GIVEN DATA below:
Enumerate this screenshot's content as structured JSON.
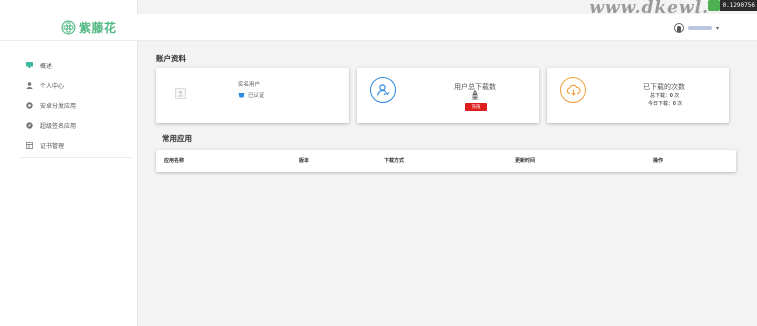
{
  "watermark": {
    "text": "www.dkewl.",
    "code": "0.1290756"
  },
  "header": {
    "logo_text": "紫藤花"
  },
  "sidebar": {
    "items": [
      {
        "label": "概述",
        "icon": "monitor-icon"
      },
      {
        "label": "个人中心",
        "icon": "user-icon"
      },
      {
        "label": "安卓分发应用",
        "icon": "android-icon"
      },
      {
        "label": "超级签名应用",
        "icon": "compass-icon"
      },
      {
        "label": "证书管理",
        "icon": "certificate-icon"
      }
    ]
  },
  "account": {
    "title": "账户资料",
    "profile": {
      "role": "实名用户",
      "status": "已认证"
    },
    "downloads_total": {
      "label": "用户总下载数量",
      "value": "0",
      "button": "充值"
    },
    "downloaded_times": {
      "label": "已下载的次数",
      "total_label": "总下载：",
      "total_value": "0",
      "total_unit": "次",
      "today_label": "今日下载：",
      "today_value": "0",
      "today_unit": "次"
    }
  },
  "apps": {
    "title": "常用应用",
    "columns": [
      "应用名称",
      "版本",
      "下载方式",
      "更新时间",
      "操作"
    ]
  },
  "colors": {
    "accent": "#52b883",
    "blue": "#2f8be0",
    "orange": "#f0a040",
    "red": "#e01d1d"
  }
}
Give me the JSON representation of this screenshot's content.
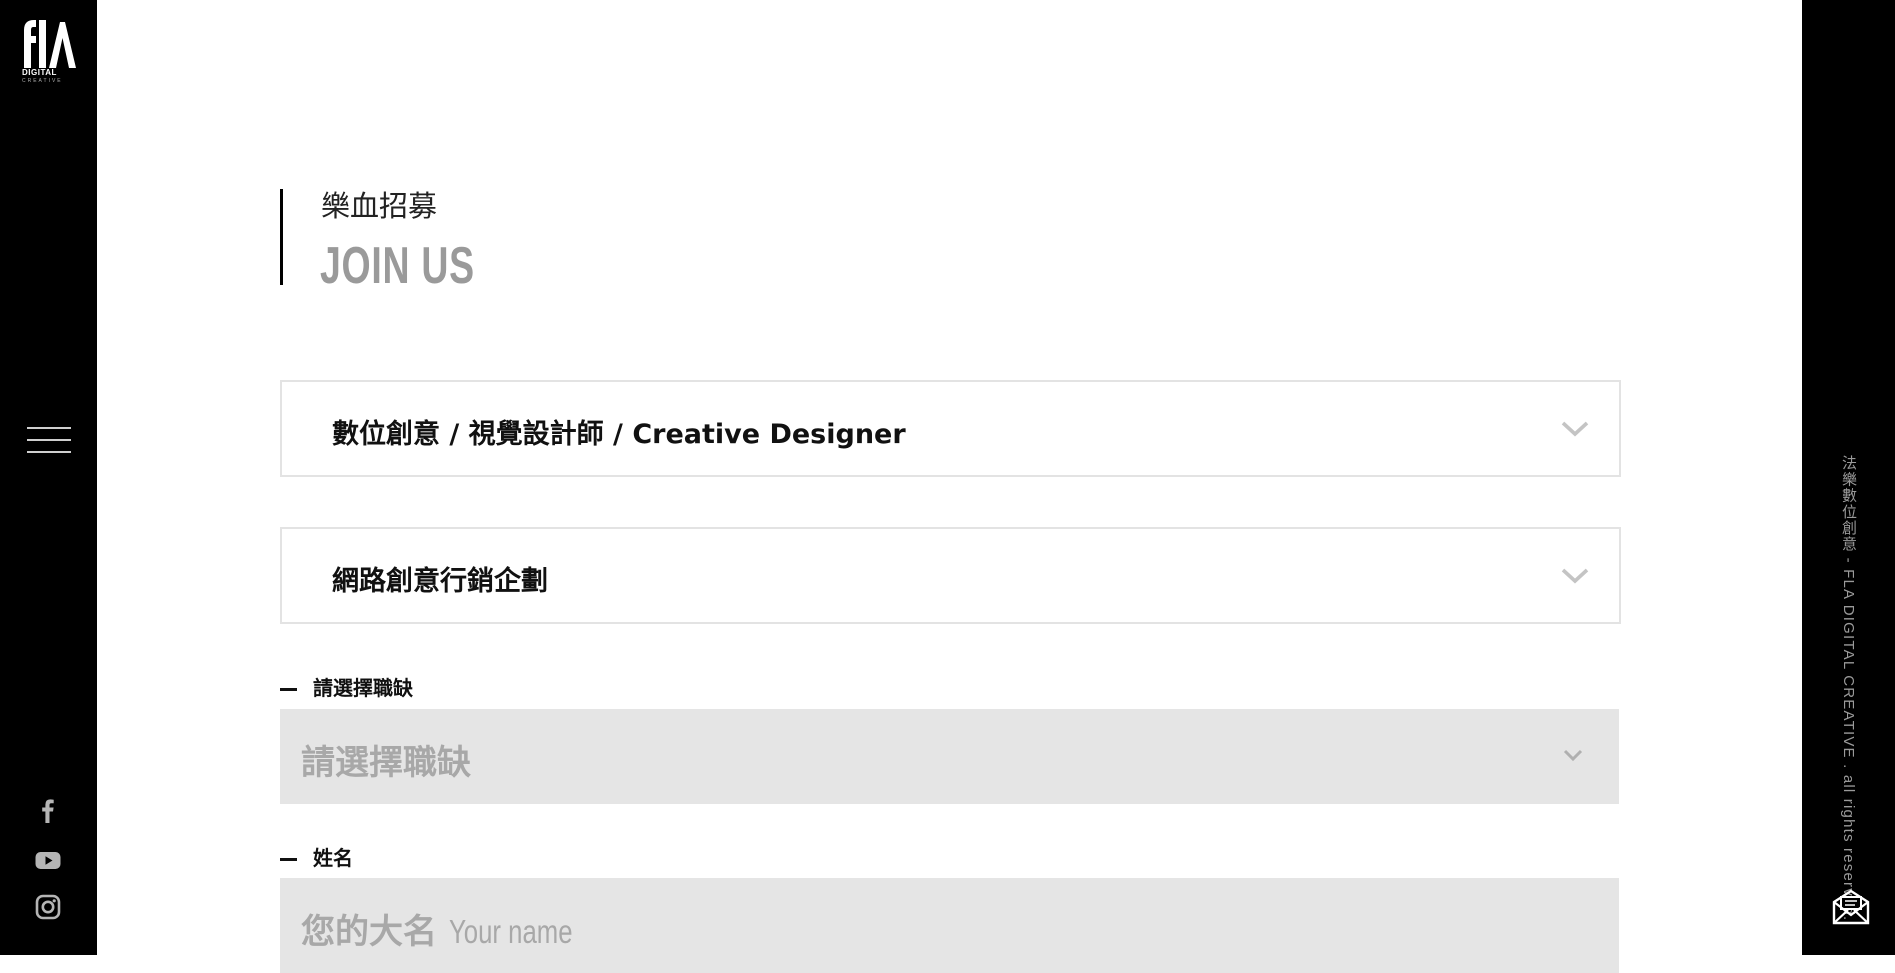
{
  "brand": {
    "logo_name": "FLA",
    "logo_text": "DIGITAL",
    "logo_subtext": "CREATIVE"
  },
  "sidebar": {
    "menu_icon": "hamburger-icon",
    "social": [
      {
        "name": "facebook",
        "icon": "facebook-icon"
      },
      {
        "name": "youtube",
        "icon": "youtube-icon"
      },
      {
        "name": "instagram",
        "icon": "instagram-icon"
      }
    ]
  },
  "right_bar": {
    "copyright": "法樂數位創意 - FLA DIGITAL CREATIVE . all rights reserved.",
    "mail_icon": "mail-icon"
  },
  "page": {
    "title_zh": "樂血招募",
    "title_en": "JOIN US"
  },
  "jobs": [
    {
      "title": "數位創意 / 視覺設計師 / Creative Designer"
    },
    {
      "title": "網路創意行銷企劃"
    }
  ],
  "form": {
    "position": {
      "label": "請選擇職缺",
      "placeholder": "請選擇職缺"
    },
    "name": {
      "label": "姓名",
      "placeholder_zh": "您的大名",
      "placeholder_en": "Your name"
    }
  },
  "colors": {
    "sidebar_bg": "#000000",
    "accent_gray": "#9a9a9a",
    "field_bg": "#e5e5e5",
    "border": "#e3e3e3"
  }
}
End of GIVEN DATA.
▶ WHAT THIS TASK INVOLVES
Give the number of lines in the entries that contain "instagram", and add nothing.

▶ WRITTEN REPLY
2